On 1 September 1880 his wife, aged 42, gave birth at Wychbourne, Woodstock Road to twin boys: Richard Aubrey Howard Spiers and Hubert Frank Spiers. Hubert was baptised (privately) at Ss Philip & James’s Church on 12 September, and Richard on 10 October.
The 1881 census shows the family living at Wychbourne, which was then numbered 55 Woodstock Road. Samuel was described as a stationer and china and hardware merchant employing eighteen hands, and as well as his wife and twin babies, his wife’s daughter Beatrice K. Foster (15) was living with them. They had four servants: a cook, nursemaid, general domestic, and (even though the twins were now seven months old) a monthly nurse .
The business Spiers & Son finally closed in 1890.
At the time of the 1891 census Samuel, now described as a retired stationer, his wife Elizabeth, and their eleven-year-old twins were living at 18 High Street with Elizabeth’s sister, Mrs Mary Foster (59), who was a widowed hotel proprietress. Also living with Mrs Foster were her niece Beatrice Foster, and her nephews Frank and Charles Foster. (Their home is now the right-hand part of the Mitre.)

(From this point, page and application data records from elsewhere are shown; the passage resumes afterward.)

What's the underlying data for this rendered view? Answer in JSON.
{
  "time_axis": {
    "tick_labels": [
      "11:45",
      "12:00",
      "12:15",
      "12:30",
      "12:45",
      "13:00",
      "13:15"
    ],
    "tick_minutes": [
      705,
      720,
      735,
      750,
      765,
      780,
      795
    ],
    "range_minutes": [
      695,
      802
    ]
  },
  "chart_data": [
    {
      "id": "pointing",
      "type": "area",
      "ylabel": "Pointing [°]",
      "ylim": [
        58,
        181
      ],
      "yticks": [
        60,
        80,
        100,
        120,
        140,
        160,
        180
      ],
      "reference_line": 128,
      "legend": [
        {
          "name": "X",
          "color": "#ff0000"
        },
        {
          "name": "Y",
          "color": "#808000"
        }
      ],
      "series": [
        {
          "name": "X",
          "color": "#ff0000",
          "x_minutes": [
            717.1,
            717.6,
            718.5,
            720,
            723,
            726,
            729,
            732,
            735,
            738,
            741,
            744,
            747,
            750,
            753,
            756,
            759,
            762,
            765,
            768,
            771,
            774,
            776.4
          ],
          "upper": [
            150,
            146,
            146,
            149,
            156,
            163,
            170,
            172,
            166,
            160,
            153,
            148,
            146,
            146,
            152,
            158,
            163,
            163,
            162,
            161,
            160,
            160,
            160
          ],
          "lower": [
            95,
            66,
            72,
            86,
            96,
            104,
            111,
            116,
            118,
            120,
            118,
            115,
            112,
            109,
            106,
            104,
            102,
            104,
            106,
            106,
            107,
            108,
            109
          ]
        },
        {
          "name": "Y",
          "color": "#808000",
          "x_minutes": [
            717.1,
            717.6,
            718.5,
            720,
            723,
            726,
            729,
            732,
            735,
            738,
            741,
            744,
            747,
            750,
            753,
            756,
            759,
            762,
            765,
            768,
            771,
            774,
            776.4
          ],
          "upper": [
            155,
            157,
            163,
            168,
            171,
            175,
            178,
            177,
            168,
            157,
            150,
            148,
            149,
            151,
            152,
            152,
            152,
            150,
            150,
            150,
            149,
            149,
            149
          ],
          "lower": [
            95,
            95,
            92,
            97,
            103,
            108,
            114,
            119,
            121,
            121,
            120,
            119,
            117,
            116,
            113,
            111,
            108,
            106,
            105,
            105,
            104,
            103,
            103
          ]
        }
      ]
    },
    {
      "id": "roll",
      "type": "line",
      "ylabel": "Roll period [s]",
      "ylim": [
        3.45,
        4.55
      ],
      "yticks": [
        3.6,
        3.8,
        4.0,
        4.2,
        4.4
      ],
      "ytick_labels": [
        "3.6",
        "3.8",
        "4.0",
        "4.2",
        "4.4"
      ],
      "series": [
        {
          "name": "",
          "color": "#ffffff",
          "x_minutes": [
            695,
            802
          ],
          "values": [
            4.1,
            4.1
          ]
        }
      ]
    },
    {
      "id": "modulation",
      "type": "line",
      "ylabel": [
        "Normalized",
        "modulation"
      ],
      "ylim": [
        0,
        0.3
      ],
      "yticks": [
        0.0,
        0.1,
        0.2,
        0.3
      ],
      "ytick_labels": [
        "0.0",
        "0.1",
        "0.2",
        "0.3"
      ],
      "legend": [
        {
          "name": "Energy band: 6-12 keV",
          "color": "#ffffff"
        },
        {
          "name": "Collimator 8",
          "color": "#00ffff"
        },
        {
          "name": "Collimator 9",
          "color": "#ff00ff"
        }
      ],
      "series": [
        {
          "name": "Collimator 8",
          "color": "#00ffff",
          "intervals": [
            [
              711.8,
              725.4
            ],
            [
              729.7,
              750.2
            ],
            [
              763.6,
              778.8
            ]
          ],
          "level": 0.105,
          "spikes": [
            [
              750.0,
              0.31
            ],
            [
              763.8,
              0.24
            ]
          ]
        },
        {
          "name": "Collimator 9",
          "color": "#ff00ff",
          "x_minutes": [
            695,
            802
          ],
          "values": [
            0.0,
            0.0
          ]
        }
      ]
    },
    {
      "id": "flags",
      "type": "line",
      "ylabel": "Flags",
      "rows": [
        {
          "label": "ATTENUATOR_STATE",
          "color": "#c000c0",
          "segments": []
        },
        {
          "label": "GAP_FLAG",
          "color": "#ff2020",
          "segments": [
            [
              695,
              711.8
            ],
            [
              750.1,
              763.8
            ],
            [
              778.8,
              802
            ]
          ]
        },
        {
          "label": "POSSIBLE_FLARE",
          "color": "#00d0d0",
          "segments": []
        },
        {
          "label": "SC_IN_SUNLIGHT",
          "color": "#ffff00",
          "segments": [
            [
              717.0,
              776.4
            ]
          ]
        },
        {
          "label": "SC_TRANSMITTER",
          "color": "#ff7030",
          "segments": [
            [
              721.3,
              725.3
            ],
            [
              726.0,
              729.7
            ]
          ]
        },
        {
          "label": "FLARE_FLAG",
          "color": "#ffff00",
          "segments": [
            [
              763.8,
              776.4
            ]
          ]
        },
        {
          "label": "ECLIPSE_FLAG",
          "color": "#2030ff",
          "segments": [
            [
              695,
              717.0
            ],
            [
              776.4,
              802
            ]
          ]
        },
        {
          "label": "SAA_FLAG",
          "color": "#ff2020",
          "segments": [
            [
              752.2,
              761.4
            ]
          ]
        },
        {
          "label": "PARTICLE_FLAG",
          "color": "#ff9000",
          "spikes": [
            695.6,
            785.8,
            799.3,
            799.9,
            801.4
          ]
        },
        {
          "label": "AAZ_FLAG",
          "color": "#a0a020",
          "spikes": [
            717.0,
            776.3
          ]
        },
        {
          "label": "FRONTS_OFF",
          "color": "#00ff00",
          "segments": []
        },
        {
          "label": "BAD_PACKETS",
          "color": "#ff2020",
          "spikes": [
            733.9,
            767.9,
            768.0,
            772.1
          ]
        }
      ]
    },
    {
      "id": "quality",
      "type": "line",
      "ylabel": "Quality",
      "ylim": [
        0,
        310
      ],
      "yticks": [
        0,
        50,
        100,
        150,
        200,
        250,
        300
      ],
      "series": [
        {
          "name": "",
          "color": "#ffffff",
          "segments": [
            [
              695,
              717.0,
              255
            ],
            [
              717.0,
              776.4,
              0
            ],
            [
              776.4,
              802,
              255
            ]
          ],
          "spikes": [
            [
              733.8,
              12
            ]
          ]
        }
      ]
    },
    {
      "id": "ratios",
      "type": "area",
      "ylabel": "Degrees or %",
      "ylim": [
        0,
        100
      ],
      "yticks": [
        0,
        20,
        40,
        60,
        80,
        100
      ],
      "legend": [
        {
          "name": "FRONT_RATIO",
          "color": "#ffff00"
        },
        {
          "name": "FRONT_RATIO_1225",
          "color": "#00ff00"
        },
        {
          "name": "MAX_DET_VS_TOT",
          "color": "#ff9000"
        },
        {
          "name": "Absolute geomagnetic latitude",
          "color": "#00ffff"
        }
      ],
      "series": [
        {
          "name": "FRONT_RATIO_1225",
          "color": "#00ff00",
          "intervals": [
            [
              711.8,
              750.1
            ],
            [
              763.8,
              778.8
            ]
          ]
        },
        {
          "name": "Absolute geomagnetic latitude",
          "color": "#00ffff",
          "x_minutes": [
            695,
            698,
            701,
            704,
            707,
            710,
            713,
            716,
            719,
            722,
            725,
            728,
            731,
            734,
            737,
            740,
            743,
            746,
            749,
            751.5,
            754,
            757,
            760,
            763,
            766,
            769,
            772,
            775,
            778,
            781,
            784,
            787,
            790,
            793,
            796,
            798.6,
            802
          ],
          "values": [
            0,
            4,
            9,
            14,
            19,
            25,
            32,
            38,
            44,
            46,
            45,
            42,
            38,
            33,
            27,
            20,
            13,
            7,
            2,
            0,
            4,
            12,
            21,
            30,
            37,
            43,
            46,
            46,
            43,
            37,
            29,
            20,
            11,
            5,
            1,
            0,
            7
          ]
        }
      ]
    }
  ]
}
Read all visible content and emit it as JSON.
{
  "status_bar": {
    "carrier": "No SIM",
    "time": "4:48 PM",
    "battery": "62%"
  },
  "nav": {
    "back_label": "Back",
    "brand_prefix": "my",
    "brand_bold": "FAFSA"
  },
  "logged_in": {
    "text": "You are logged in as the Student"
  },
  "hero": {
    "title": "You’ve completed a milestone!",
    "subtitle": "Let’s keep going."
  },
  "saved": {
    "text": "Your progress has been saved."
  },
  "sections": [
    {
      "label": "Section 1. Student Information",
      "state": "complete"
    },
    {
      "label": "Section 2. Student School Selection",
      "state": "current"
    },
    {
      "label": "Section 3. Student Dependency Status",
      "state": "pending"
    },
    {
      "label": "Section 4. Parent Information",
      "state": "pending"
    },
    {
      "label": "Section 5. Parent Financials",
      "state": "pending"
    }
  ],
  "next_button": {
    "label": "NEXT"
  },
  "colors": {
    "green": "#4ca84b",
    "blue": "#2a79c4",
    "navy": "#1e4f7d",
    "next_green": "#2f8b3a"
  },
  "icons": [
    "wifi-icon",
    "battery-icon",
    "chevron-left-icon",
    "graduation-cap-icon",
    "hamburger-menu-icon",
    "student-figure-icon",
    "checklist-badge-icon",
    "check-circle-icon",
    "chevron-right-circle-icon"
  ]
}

Later that year Samuel Patey Spiers moved down to Bournemouth to live, but soon afterwards died there from influenza:
† Samuel Patey Spiers died at Burghclere, Lyall Road, Bournemouth at the age of 51 on 27 November 1891 and was buried at St Sepulchre’s Cemetery on 2 December (burial recorded in the parish register of St Giles’s Church).
His personal estate came to £2,882 7s. 2d.
Samuel Patey Spiers’s wife
Mrs Elizabeth Ann Spiers was living at 1 Turl Street, Oxford when she was the executor of her husband’s will. At the time of the 1901 census she was living at 63 Iffley Road in 1901 with her daughter Beatrice Foster (35) and two servants, and the situation was the same in 1911. She died on 13 April 1914, but because her burial is not recorded in the parish register of St Giles’s Church, it is unlikely that she was buried with her husband Samuel.
Samuel Patey Spiers’s twin boys
- Richard Aubrey Howard Spiers was working as a clerk in a pottery at the time of the 1911 census and living at 17 Coburg Mansions St Pancras. He was then a bachelor of 30 and had two journalists boarding in his house. In 1913 he married Flora Godfrey at Brentford. They had two sons: Richard G. M. Spiers (born in Brentford in 1913) and Michael T. Spiers (born in Deptford in 1937). They later lived at Huntercombe, 51 The Avenue, St Margarets-on-Thames, Twickenham. Richard Aubrey Howard Spiers died at St Bartholomew’s Hospital, London at the age of 51 in 1931. His body was brought back to Oxford, and he was buried in Rose Hill Cemetery.
- Hubert Frank Spiers married Frances Henrietta Dolores Jackson in Lewisham in 1913. His wife died in Camberwell in 1929, and he died in Oxford at the age of 63 in 1944.